Any kind of safe lubricant will help the taper slide through the piercing more easily.

Plenty of jewelry shops sell commercial-grade lubricant, but you can also use plant-based lubricants, like coconut oil or jojoba oil.

Try not to use any lubricants that have chemicals or additives in them, as these could irritate or infect your piercing.

Tape (optional)

Tape isn’t necessary for ear stretching, but it’ll help you increase your gauge size beyond what’s normally found on jewelry store shelves.

Basically, you snugly apply the tape around the edge of the plug so the plug still inserts properly but gives your ears that extra bit of stretch.

Be sure to use a safe material like polytetrafluoroethylene (PTFE) so you don’t irritate your ears.

Now that you’ve got all the materials you need, here’s how to do the actual process of stretching:

  1. Wait for your ear piercing to fully heal (no swelling, discharge, itching, etc.).
  2. Massage your earlobe to get the skin warmed up and stretched out. You can also take a hot bath or shower so blood flow to the ear is increased.
  3. Wash your hands for at least 20 seconds with soap and water.
  4. Sterilize all of your piercing equipment with rubbing alcohol.
  5. Lubricate your piercing and your taper from end to end.
  6. Begin pushing the taper through the hole, inserting the thinner side into the piercing first. Go slowly. Expect this to be a little uncomfortable.
  7. Put your plug at the thicker end of the taper so you can insert it into the stretched piercing immediately.
  8. Insert your plug into the hole once the taper goes all the way through.

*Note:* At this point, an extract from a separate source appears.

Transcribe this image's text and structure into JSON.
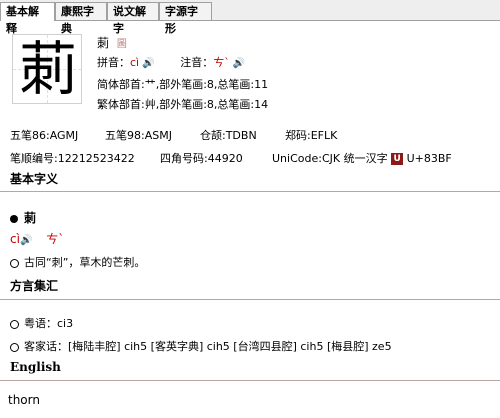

Once you’ve first started the stretching process, the most important part is to wait. If you stretch your ears too much and too fast, you can tear or injure your ear cartilage.

Here are some tips to care for your ears during the stretching process and after you’ve finally reached your aspired gauge:

  • Wash your piercing at least twice a day with warm water and chemical-free soap.
  • Soak your earlobes at least twice a day in warm, clean water with about 1/4 teaspoon of salt for every cup of water.
  • Massage your earlobes at least once a day with coconut oil, jojoba oil, or another safe oil to prevent scar tissue formation.
  • Wait at least 6 weeks between gauges. Keep an eye on your piercing, though. Don’t go up to the next gauge if you notice any redness, swelling, or irritation after 6 weeks. It may take longer based on your own healing process.
  • Don’t touch the piercing with dirty hands to avoid introducing bacteria.
  • Be careful not to get anything caught or stuck in the piercing that can pull or stretch it, like a loose thread.
  • Don’t worry about a little odor. A gauged ear can smell a little bit because of dead skin cells that can’t be flushed out of the piercing while you’re stretching. This is totally normal.

You shouldn’t see too much redness or swelling during the ear stretching process. If you do, you may have torn or damaged your ear skin. Take extra care of the piercing, or see your piercer to check for infection.

A “blow out” happens when you stretch your ear too fast and scar tissue builds up in the hole. This can result in permanent scarring.

Stretching too quickly can tear your ear tissue in half or cause earlobe skin to detach and hang from your head.

Stretching too quickly or not taking care of your ear may also result in an infection. Here are some infection symptoms to watch out for:

  • painful redness or swelling
  • bleeding from the piercing
  • cloudy yellow or green discharge from the piercing
  • fever
  • lymph node swelling

A stretched ear can grow back if you didn’t stretch it too far. Extreme stretching may leave permanent holes in your earlobes.

Stretched ears can be surgically repaired. A surgeon will:

  1. Cut the stretched earlobe hole in half.
  2. Remove excess stretched tissue from the ear.
  3. Stitch the two halves of the earlobe together.

Ear stretching is safe if you’re patient and follow the steps closely and carefully. Stretch too fast, and you may get an infection or injure your ears permanently.

Taking good care of your ears is also crucial. If you don’t follow a good aftercare routine, you risk infecting your piercing or causing a buildup of unwanted scar tissue.

Stretch your ears slowly. Make sure you take the necessary aftercare steps every day until you’ve reached the gauge you want.